● **Task material**
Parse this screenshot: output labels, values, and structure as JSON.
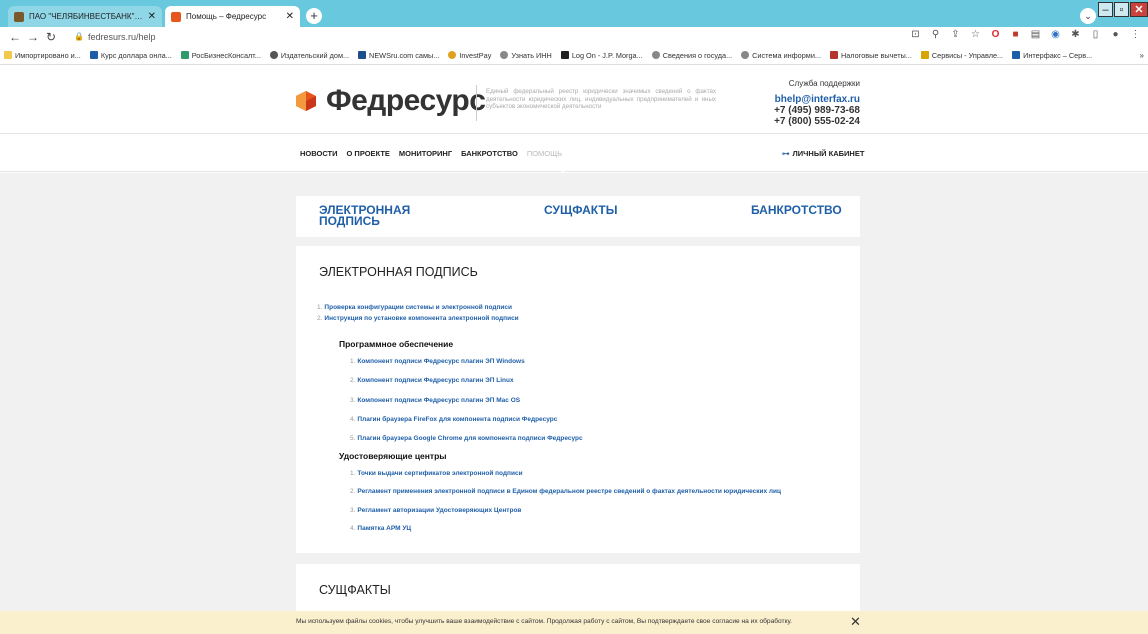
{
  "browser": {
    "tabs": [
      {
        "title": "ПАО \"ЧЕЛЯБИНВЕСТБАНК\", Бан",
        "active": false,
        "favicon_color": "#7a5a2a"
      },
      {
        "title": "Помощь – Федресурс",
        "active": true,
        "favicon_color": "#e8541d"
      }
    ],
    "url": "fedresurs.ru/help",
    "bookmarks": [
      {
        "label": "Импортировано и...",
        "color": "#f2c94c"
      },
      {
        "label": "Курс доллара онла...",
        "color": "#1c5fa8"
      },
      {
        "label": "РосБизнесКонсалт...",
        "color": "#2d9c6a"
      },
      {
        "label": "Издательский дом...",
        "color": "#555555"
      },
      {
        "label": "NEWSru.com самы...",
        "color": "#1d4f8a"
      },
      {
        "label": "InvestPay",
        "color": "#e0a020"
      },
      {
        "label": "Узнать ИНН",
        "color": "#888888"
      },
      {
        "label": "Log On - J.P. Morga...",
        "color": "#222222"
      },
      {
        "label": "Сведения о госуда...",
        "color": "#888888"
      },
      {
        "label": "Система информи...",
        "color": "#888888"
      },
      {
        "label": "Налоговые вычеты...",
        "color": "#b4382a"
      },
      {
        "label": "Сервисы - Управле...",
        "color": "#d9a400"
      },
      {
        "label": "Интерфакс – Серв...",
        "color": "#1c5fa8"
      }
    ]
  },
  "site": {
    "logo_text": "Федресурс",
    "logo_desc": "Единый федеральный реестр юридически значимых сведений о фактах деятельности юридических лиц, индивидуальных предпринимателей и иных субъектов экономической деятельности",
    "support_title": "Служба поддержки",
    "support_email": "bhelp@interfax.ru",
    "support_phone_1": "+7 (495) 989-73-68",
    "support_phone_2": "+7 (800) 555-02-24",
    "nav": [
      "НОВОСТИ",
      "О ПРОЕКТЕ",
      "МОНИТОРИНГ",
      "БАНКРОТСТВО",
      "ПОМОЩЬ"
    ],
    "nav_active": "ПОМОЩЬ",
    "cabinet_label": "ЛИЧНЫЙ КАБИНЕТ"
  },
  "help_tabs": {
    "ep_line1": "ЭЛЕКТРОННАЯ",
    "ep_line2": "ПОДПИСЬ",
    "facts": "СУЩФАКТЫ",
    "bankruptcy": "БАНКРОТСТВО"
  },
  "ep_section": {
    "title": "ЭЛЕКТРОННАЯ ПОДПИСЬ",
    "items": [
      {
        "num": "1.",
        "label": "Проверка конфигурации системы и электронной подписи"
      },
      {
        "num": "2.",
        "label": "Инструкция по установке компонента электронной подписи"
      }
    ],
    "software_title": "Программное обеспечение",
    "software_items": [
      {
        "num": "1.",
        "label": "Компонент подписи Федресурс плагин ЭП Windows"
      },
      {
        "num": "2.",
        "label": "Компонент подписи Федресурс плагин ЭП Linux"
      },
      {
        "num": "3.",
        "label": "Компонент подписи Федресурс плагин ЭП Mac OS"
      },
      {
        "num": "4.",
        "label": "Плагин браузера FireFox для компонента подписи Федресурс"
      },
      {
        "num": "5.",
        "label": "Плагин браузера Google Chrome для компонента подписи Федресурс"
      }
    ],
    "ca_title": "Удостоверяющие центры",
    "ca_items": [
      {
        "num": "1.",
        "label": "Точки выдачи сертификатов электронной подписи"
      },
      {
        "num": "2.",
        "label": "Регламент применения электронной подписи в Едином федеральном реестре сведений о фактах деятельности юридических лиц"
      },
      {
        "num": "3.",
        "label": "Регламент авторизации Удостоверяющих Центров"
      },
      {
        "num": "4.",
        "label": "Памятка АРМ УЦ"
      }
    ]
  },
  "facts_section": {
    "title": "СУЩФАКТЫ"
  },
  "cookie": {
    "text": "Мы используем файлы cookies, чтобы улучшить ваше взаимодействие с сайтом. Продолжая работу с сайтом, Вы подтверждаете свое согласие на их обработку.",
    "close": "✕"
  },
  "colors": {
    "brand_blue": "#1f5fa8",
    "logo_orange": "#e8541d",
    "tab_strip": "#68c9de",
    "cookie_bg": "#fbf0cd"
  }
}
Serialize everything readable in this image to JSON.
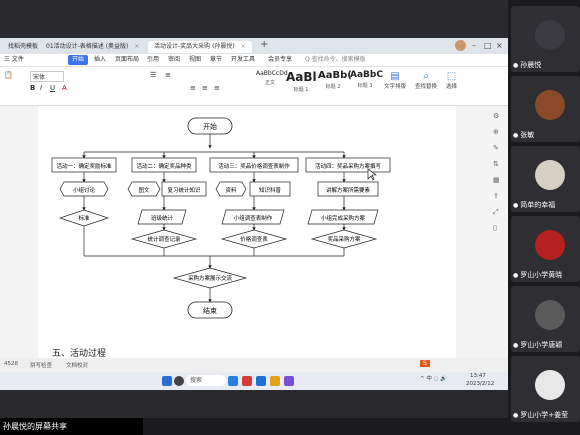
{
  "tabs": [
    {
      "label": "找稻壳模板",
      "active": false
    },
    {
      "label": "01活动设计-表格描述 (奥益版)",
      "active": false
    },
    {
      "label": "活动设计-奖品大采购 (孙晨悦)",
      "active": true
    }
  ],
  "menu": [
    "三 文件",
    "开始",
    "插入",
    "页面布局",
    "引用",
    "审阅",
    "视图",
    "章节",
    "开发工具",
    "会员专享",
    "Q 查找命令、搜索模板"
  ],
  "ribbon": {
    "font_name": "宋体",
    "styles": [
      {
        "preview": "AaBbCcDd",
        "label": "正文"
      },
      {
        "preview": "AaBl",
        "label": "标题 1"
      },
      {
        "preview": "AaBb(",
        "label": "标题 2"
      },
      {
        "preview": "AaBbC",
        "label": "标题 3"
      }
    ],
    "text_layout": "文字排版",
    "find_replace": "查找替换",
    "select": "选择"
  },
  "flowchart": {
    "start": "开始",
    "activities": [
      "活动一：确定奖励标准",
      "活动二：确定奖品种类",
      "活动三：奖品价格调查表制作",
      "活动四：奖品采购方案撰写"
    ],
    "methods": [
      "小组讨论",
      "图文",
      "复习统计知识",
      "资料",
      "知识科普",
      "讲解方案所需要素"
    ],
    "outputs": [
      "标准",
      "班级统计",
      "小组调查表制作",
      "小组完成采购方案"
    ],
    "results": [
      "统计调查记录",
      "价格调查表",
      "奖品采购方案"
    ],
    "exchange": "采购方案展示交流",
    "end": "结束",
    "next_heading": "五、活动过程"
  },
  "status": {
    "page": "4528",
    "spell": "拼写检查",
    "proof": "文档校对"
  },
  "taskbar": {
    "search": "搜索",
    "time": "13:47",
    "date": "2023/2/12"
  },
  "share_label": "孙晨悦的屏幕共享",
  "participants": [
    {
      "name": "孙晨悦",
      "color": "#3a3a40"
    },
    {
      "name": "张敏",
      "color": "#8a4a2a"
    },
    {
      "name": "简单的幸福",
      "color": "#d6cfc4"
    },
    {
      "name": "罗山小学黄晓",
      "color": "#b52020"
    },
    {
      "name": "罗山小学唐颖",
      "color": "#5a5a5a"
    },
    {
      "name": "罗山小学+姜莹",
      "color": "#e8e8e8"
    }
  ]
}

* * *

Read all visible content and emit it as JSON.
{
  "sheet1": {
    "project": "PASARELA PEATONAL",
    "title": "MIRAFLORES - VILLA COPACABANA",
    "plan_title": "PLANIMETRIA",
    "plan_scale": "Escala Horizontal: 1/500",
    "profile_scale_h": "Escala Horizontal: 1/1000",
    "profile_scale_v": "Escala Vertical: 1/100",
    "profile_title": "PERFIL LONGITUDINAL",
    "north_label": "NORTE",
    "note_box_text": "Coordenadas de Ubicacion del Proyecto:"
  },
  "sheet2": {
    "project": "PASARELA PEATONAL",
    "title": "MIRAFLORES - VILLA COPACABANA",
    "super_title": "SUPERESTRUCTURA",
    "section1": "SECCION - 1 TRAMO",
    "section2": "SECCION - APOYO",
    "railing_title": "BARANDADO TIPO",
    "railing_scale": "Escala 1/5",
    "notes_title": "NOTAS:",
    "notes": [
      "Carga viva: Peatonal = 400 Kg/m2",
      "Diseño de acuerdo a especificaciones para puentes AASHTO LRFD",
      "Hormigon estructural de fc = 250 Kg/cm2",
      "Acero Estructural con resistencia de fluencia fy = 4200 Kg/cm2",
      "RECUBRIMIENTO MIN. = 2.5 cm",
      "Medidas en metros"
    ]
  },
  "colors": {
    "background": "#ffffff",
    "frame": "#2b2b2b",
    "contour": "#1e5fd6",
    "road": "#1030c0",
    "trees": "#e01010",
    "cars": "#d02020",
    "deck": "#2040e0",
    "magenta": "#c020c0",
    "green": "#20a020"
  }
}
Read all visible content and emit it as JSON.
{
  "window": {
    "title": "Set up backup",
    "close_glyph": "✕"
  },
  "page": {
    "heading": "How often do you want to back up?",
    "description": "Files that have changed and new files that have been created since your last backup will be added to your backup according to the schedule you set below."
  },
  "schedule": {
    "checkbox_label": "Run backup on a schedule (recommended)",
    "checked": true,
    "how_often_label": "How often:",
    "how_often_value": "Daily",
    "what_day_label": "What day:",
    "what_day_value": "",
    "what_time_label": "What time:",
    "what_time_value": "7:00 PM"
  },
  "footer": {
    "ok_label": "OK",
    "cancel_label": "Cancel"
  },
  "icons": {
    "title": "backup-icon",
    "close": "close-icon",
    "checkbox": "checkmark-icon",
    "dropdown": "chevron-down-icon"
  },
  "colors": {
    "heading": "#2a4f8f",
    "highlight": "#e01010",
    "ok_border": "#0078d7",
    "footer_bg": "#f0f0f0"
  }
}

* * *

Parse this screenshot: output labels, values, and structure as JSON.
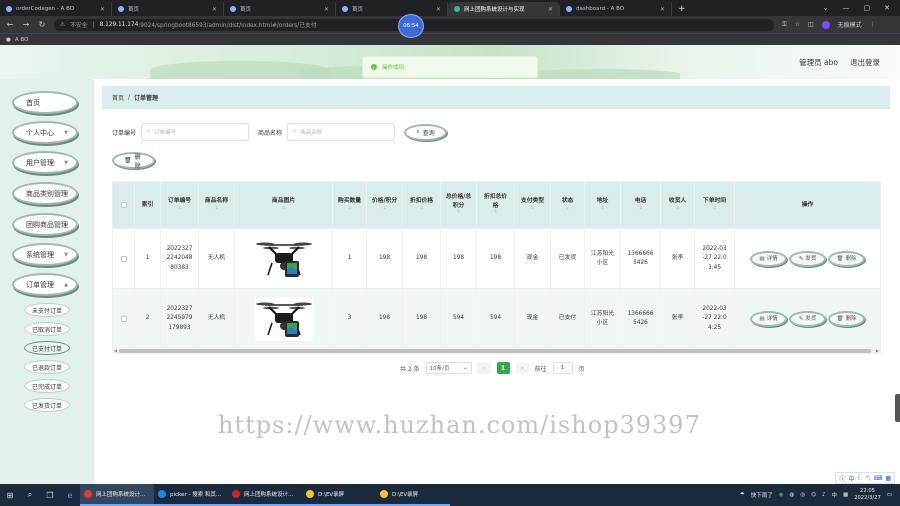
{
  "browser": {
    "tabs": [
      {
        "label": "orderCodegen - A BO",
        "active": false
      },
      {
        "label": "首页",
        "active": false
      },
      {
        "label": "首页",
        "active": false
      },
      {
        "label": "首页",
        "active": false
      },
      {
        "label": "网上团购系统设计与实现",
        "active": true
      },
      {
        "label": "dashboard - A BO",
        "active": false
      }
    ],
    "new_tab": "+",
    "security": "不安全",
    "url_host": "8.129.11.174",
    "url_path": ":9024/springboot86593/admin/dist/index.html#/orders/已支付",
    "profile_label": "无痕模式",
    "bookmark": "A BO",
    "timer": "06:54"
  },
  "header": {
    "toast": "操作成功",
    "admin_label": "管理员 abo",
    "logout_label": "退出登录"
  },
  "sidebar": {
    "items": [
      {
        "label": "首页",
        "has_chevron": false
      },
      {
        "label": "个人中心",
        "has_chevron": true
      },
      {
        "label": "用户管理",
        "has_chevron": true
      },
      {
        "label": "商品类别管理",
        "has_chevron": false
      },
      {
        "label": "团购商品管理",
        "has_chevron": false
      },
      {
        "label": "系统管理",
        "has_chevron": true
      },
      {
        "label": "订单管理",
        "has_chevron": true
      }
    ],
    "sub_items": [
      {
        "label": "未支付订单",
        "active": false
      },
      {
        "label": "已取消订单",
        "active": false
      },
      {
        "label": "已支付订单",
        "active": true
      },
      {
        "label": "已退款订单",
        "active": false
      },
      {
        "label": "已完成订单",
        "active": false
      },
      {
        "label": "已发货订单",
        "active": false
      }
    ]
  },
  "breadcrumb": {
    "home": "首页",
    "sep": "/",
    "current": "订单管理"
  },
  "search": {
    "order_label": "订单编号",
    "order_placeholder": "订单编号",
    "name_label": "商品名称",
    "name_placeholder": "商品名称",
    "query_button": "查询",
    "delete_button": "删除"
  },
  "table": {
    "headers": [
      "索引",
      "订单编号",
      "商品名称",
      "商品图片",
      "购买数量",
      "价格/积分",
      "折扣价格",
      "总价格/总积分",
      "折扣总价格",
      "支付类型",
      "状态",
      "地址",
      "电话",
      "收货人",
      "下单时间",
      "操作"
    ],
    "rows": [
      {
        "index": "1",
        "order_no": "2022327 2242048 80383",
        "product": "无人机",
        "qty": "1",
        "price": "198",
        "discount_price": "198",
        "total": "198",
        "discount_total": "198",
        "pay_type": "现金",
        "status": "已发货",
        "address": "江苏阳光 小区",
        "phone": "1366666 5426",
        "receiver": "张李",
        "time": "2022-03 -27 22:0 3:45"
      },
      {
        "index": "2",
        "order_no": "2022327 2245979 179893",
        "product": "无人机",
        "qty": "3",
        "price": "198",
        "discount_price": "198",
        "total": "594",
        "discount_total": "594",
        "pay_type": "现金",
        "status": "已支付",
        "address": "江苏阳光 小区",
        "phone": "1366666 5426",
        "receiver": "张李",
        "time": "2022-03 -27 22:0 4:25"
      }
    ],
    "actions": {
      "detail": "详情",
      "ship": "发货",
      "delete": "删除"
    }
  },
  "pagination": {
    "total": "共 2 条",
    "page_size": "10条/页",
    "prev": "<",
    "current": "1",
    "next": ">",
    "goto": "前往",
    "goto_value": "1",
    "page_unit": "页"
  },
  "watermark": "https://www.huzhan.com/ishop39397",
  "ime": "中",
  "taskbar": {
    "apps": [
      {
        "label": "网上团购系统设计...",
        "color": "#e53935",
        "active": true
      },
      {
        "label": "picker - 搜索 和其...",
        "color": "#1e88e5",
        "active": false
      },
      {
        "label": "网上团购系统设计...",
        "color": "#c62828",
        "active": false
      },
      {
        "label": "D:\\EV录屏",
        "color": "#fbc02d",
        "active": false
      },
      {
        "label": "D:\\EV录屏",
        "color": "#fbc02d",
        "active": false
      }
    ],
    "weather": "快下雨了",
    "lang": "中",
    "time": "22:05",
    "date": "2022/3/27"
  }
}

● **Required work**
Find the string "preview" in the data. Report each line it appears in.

● **Solution to the exercise**
        "preview": "AaBbCcDd",
        "preview": "AaBl",
        "preview": "AaBb(",
        "preview": "AaBbC",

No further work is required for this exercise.